WORK ORDER »
Which of the lines in the records below hold the string "Çevirme"? Copy every one of them.

App and web page records:
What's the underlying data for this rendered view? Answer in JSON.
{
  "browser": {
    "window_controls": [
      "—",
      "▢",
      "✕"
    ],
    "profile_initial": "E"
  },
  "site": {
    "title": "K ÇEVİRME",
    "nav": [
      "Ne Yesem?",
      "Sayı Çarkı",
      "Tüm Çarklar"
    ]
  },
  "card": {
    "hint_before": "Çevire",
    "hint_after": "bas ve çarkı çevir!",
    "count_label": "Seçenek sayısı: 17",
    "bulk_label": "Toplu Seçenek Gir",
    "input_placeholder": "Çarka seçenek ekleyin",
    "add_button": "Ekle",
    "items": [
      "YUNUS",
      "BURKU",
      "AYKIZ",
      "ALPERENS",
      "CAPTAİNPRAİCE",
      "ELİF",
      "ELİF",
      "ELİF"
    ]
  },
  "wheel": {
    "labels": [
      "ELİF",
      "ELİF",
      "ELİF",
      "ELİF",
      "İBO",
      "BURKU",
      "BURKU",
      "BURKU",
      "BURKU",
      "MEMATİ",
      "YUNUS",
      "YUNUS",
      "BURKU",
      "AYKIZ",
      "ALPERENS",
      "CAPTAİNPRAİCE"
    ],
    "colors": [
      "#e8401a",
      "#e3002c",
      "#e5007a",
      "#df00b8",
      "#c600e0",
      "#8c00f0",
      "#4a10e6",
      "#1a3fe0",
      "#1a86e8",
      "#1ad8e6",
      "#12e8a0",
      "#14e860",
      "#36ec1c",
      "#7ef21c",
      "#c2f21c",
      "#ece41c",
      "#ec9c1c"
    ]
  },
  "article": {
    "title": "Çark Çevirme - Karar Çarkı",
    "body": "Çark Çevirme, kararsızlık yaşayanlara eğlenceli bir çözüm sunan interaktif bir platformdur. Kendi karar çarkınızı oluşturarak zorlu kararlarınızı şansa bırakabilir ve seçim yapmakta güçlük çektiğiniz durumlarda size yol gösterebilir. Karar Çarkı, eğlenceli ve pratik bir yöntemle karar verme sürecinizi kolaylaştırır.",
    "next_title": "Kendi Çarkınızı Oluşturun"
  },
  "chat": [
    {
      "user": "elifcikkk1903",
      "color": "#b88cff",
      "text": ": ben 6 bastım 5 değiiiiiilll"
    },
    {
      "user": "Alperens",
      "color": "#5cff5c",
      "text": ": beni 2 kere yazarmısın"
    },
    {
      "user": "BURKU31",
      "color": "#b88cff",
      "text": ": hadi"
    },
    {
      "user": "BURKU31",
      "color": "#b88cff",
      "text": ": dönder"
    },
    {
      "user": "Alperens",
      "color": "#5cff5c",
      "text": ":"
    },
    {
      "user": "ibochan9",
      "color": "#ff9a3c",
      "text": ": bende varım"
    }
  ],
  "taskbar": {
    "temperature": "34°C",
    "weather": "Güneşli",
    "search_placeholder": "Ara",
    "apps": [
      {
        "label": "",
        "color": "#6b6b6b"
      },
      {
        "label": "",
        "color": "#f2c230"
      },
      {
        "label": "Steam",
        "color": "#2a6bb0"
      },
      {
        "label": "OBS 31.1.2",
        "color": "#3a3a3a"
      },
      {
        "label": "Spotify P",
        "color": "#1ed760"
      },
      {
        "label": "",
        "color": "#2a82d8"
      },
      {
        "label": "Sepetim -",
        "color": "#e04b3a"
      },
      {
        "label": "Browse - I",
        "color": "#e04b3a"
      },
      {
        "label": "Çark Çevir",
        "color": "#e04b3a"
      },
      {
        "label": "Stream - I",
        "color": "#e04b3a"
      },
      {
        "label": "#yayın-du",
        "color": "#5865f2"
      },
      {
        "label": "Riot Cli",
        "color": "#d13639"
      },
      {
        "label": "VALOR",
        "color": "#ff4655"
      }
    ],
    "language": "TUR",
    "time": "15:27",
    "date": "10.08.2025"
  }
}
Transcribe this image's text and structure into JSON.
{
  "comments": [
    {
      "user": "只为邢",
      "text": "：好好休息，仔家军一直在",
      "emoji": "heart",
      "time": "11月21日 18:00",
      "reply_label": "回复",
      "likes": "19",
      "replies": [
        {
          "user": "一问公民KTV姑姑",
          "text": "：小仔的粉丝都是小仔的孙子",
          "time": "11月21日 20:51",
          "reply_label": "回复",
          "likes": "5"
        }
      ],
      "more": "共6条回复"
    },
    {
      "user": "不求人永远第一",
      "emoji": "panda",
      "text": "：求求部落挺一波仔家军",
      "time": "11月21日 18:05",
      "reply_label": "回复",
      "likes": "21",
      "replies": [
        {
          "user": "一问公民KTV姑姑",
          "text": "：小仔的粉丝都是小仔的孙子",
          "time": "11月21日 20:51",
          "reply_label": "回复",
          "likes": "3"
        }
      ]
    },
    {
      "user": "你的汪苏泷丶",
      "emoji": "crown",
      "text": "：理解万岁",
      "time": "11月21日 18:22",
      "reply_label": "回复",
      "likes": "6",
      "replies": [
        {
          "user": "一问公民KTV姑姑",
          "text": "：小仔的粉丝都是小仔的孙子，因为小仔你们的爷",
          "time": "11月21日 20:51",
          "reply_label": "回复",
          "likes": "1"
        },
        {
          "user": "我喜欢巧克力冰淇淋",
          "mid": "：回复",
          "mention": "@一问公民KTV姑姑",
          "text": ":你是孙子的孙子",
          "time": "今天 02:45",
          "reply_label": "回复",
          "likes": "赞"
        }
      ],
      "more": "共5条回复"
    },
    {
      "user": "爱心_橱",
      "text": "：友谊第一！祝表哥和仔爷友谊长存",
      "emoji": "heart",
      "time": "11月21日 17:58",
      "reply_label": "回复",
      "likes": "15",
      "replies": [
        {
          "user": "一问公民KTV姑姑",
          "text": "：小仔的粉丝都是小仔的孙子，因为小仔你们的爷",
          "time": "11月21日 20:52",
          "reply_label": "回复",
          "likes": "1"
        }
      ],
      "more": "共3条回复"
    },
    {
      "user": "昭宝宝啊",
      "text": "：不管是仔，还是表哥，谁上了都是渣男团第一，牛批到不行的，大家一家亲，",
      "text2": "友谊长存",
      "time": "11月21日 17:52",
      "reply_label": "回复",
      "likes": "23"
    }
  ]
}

ANSWER AREA »
    "title": "Çark Çevirme - Karar Çarkı",
    "body": "Çark Çevirme, kararsızlık yaşayanlara eğlenceli bir çözüm sunan interaktif bir platformdur. Kendi karar çarkınızı oluşturarak zorlu kararlarınızı şansa bırakabilir ve seçim yapmakta güçlük çektiğiniz durumlarda size yol gösterebilir. Karar Çarkı, eğlenceli ve pratik bir yöntemle karar verme sürecinizi kolaylaştırır.",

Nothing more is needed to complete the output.